Most segments of the Canadian economy have recovered from the recession - from economic output to employment levels and even business investment - save one: hours worked.
Average weekly hours remain below their prerecession peak, and a recent Statistics Canada analysis also shows more Canadians are working in part-time jobs when they'd really prefer full-time. While net employment levels have returned, full-time jobs have not.
The lag in regaining work hours has broader economic consequences. Canadians forced into part-time or precarious positions can't spend much, especially on big-ticket items, nor can they whittle down their debt.
Ron Jamieson is one. The 59-year-old lost his full-time position as a business manager at a technology company in July, 2008. Since then, he's done some consulting, a bit of pro-bono work and taken on temporary projects and contracts. He's learned new skills and worked in new industries. He put together a two-minute video biography and posted it in on LinkedIn and YouTube.
What he'd really like, though, is a permanent, full-time job. Without that stability, he has cut spending on travel and restaurants and decided not to get a new car. "We've reined things back in," he says in an interview from his home in Etobicoke, Ont.
Although the overall labour market has shown healthy growth in the past few months, hours worked remained a soft spot. Average actual weekly hours worked were 33.2 in January, compared with 33.6 at the employment peak of October, 2008. Total actual hours worked is also down, to 571 million in January from 577 million in the fall of 2008.
A recent Statscan study on the labour market found full-time jobs evaporated in the downturn, forcing more people into part-time work. There were 113,000 fewer full-time positions in October, 2010, than two years earlier, and the number of involuntary part-time workers swelled by 20 per cent in the same period.
"Hours worked have not fully recovered, and that just speaks to the nature of the recovery thus far as being less than ideal," said David Madani, Canada economist for Capital Economics. "It puts more pressure on household finances."

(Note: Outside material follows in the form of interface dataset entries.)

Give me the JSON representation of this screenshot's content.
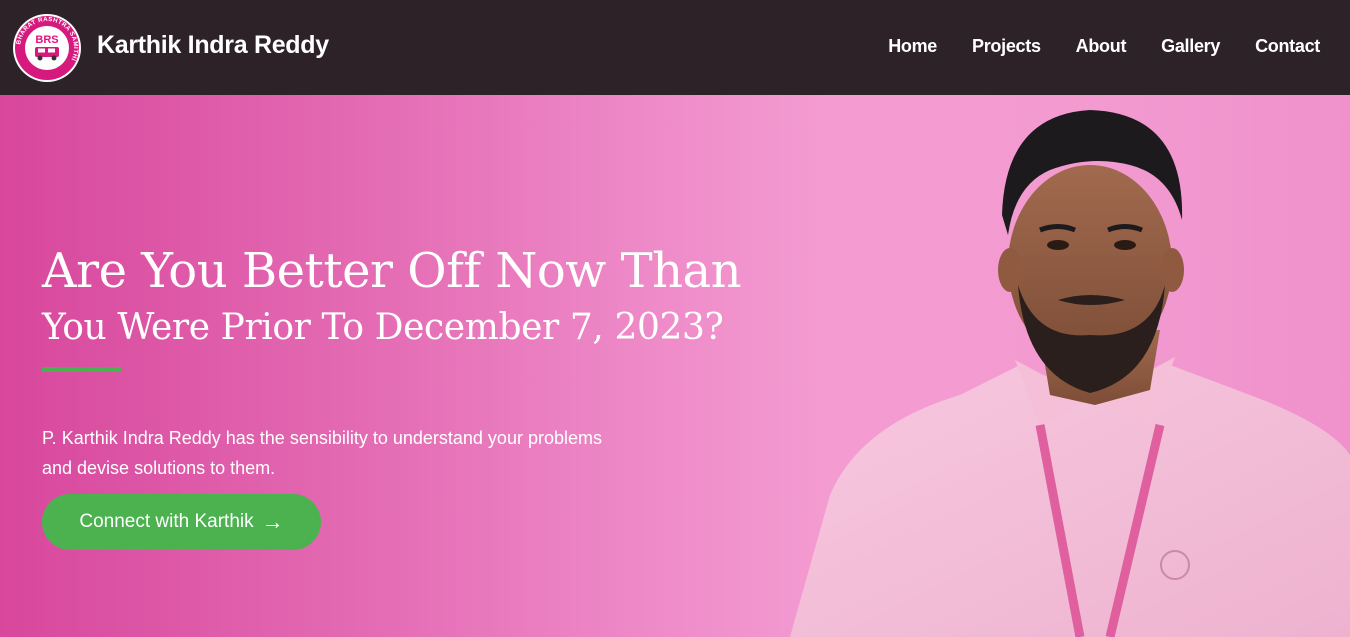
{
  "navbar": {
    "logo": {
      "text": "BRS",
      "ring_text": "BHARAT RASHTRA SAMITHI",
      "icon": "brs-logo-icon",
      "ring_color": "#d6197d",
      "text_color": "#e3127f"
    },
    "brand": "Karthik Indra Reddy",
    "links": [
      "Home",
      "Projects",
      "About",
      "Gallery",
      "Contact"
    ],
    "background": "#2e2229"
  },
  "hero": {
    "headline_line1": "Are You Better Off Now Than",
    "headline_line2": "You Were Prior To December 7, 2023?",
    "description": "P. Karthik Indra Reddy has the sensibility to understand your problems and devise solutions to them.",
    "cta_label": "Connect with Karthik",
    "cta_icon": "arrow-right-icon",
    "accent_green": "#4bb24f",
    "gradient_start": "#d8479c",
    "gradient_end": "#f39bd1",
    "portrait": "person-portrait-image"
  }
}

One in five employed Canadians, or 19.4 per cent, were working part-time in January, an increase from a month earlier. Part-time employment has grown 2.8 per cent over the past year, compared with 1.7 per cent in full-time growth.
"A lot of workers that were displaced [from]their jobs by the recession have managed to find some sort of work subsequently … but often of really inferior quality to what they earned before," said Andrew Jackson, chief economist at the Canadian Labour Congress.
He's seeing several trends in the labour market. First, young people are bearing the brunt of the shift as laid-off older workers settle for lower-paying, entry-level part-time jobs that used to be the domain of younger workers (a rising youth jobless rate backs that up - it jumped to 14.4 per cent in January from 13.8 per cent the previous month).
Second, job creation over the past two years has been disproportionately tilted toward health and social services, in areas such as care for the elderly and personal support, where jobs are often part-time. "People tend to associate part-time with retail and accommodation and food - but it's also quite prevalent in social services," he said.
Mr. Jamieson, for his part, has stepped up his quest for a full-time permanent position in the past half year after learning his wife was due to lose her position. He is optimistic and says hiring is picking up. "My phone's been ringing more."
More details on the jobs market will come Friday, when Statscan releases its labour force survey for February. Economists are expecting the jobless rate fell to 7.7 per cent with 24,900 jobs created.